Scientists discovered the compound eCF506, which effectively inhibits the growth of breast cancer cells in cell culture, zebrafish, and mouse xenograft models of the disease. This compound was more effective than existing medicines at targeting breast cancer cells because it more selectively inhibited SRC tyrosine kinase, a protein targeted by other medications that promotes growth of cancerous cells.1
“eCF506 is the first drug candidate of a second generation of SRC inhibitors that will not only help to understand the complexity of some cancers but also the development of safer combination therapies,” explained Asier Unciti-Broceta, PhD, Cancer Research Center, University of Edinburgh, Edinburgh, United Kingdom, and study leader.

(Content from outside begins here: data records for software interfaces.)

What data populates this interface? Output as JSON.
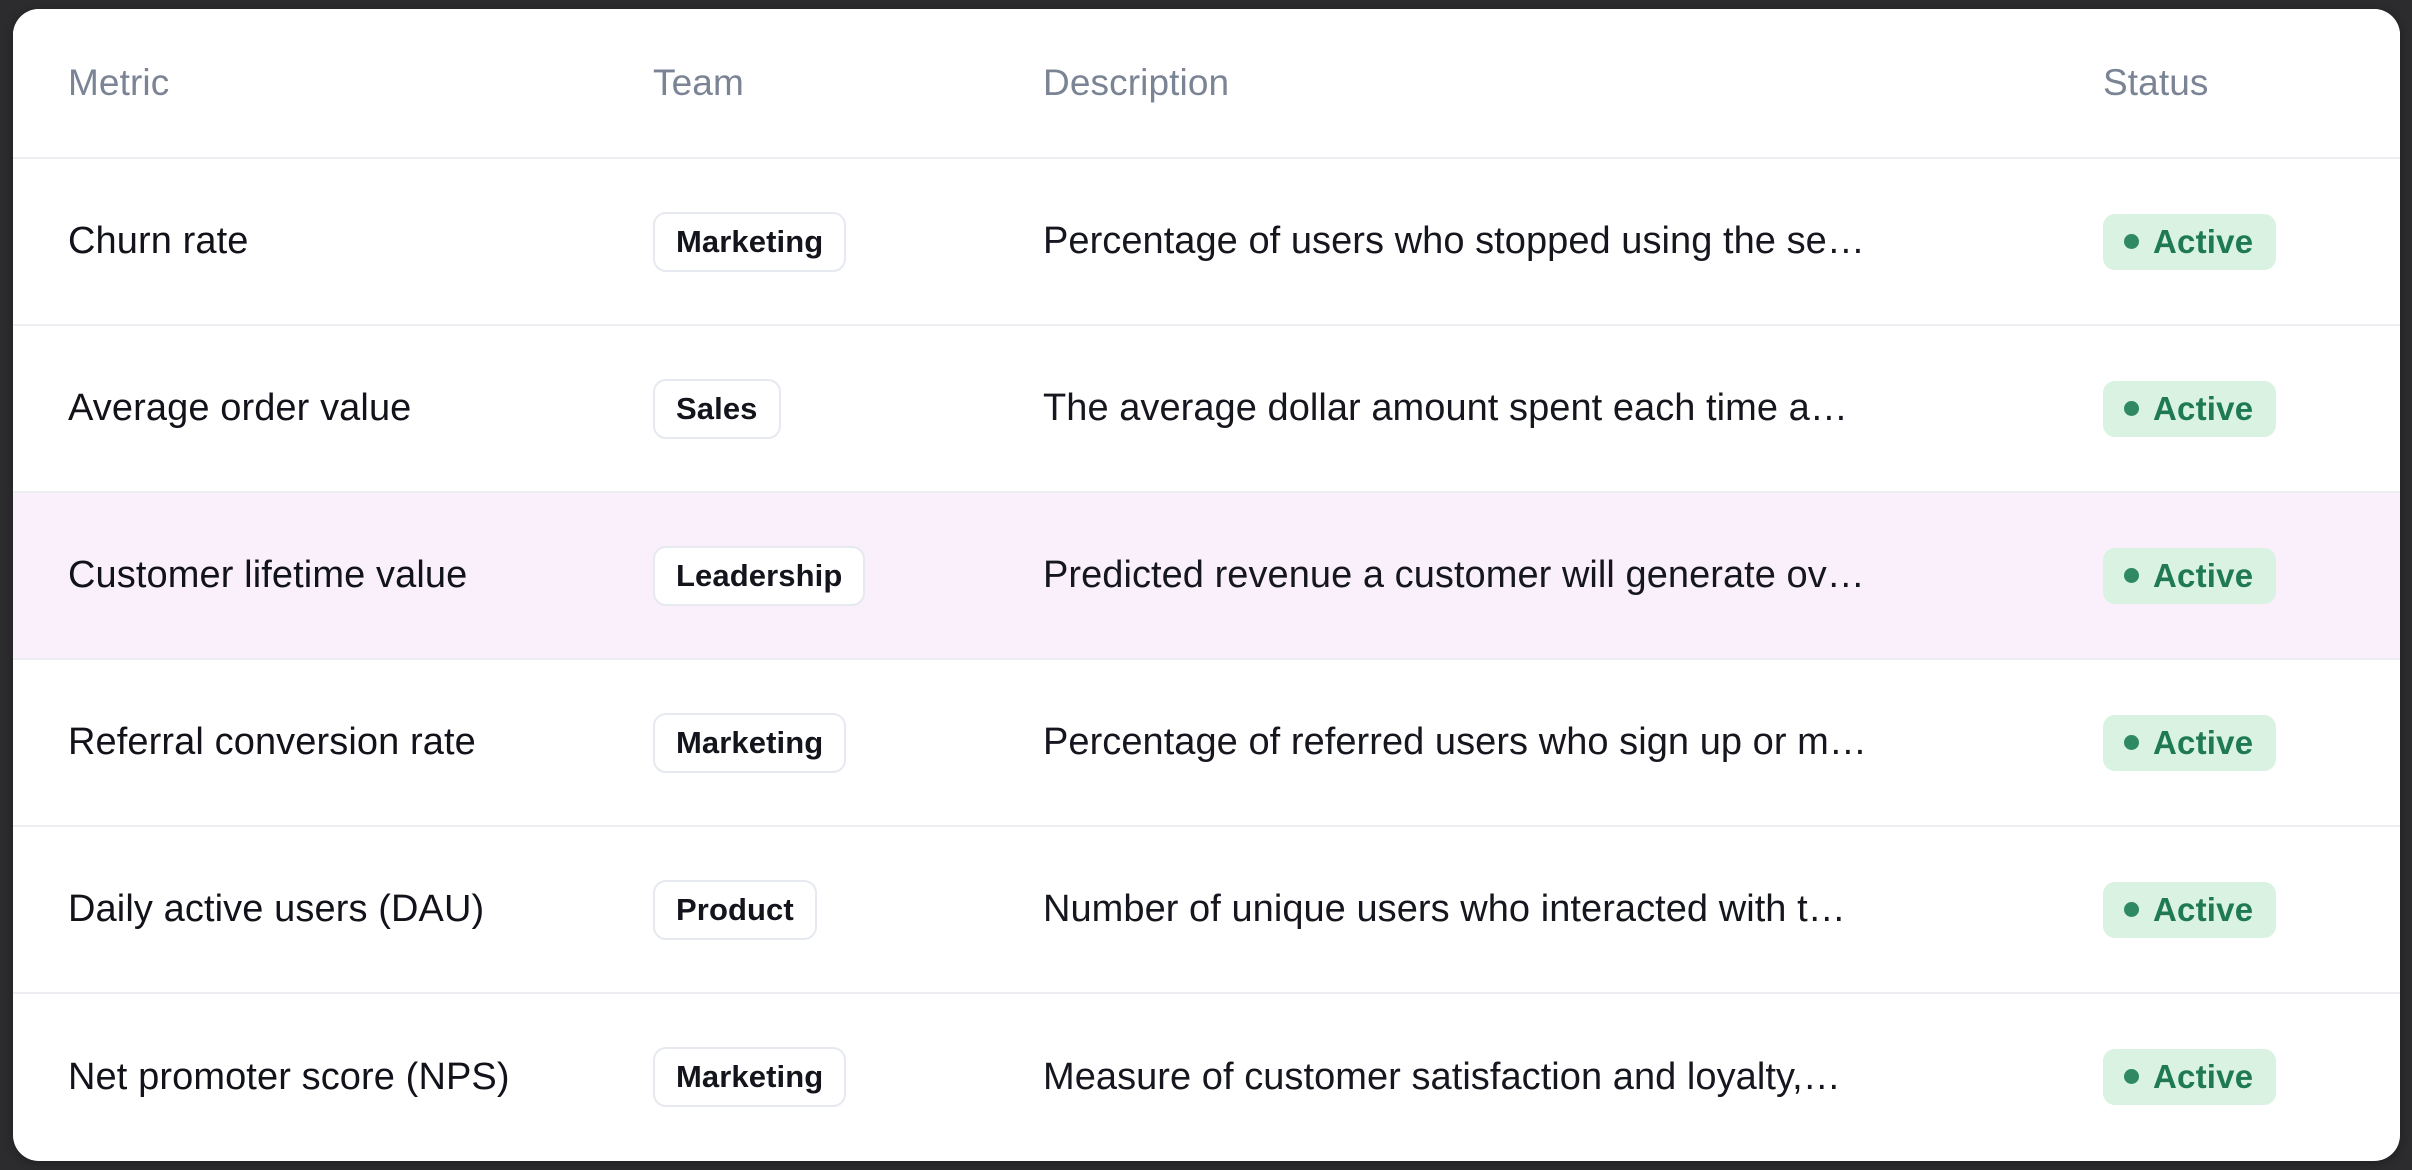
{
  "table": {
    "columns": [
      {
        "key": "metric",
        "label": "Metric"
      },
      {
        "key": "team",
        "label": "Team"
      },
      {
        "key": "description",
        "label": "Description"
      },
      {
        "key": "status",
        "label": "Status"
      }
    ],
    "rows": [
      {
        "metric": "Churn rate",
        "team": "Marketing",
        "description": "Percentage of users who stopped using the se…",
        "status": "Active",
        "highlighted": false
      },
      {
        "metric": "Average order value",
        "team": "Sales",
        "description": "The average dollar amount spent each time a…",
        "status": "Active",
        "highlighted": false
      },
      {
        "metric": "Customer lifetime value",
        "team": "Leadership",
        "description": "Predicted revenue a customer will generate ov…",
        "status": "Active",
        "highlighted": true
      },
      {
        "metric": "Referral conversion rate",
        "team": "Marketing",
        "description": "Percentage of referred users who sign up or m…",
        "status": "Active",
        "highlighted": false
      },
      {
        "metric": "Daily active users (DAU)",
        "team": "Product",
        "description": "Number of unique users who interacted with t…",
        "status": "Active",
        "highlighted": false
      },
      {
        "metric": "Net promoter score (NPS)",
        "team": "Marketing",
        "description": "Measure of customer satisfaction and loyalty,…",
        "status": "Active",
        "highlighted": false
      }
    ]
  },
  "colors": {
    "page_background": "#2c2c2e",
    "card_background": "#ffffff",
    "row_divider": "#eceef2",
    "header_text": "#7b8494",
    "body_text": "#12131a",
    "highlight_row": "#faf0fb",
    "chip_border": "#e6e9f0",
    "status_badge_background": "#d9f2e2",
    "status_text": "#1f7a52",
    "status_dot": "#2f8a61"
  }
}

Not only is eCF506 more selective for SRC tyrosine kinases, but also it does not affect other molecules in the cells. This compound, therefore, could be more effective and have fewer side effects than other drugs that are in development.
This study, published in the Journal of Medicinal Chemistry, identified eCG506 via imaging techniques that directly visualize the effects of candidate drugs on cells. eCG506 displayed excellent water solubility and oral bioavailability.
The compounded stopped SRC tyrosine kinase-associated tumor migration in a zebrafish model without causing life-threatening heart defects. eCF506 also decreased SRC tyrosine kinase activity in breast cancer xenografts in mice. Although these results are promising, further research is needed.
“This candidate drug will need to undergo further preclinical testing before it can be taken forward into clinical trials but these early findings are very promising,” said Neil Carragher, head of the Edinburgh Cancer Discovery Unit at the University of Edinburgh, and co-leader of the study.
“The result provides further support for our new drug discovery approach, which aims to deliver more effective medicines at reduced costs for patients and health care providers.”
The Medical Research Council, Wellcome Trust, and the commercialization catalyst Sunergos Innovations funded this research.
1. Fraser C, Dawson JC, Dowling R, et al. Rapid discovery and structure-activity relationships of pyrazolopyrimidines that potently suppress breast cancer cell growth via SRC kinase inhibition with exceptional selectivity over ABL kinase [published May 4, 2016]. J Med Chem. doi:10.1021/acs.jmedchem.6b00065.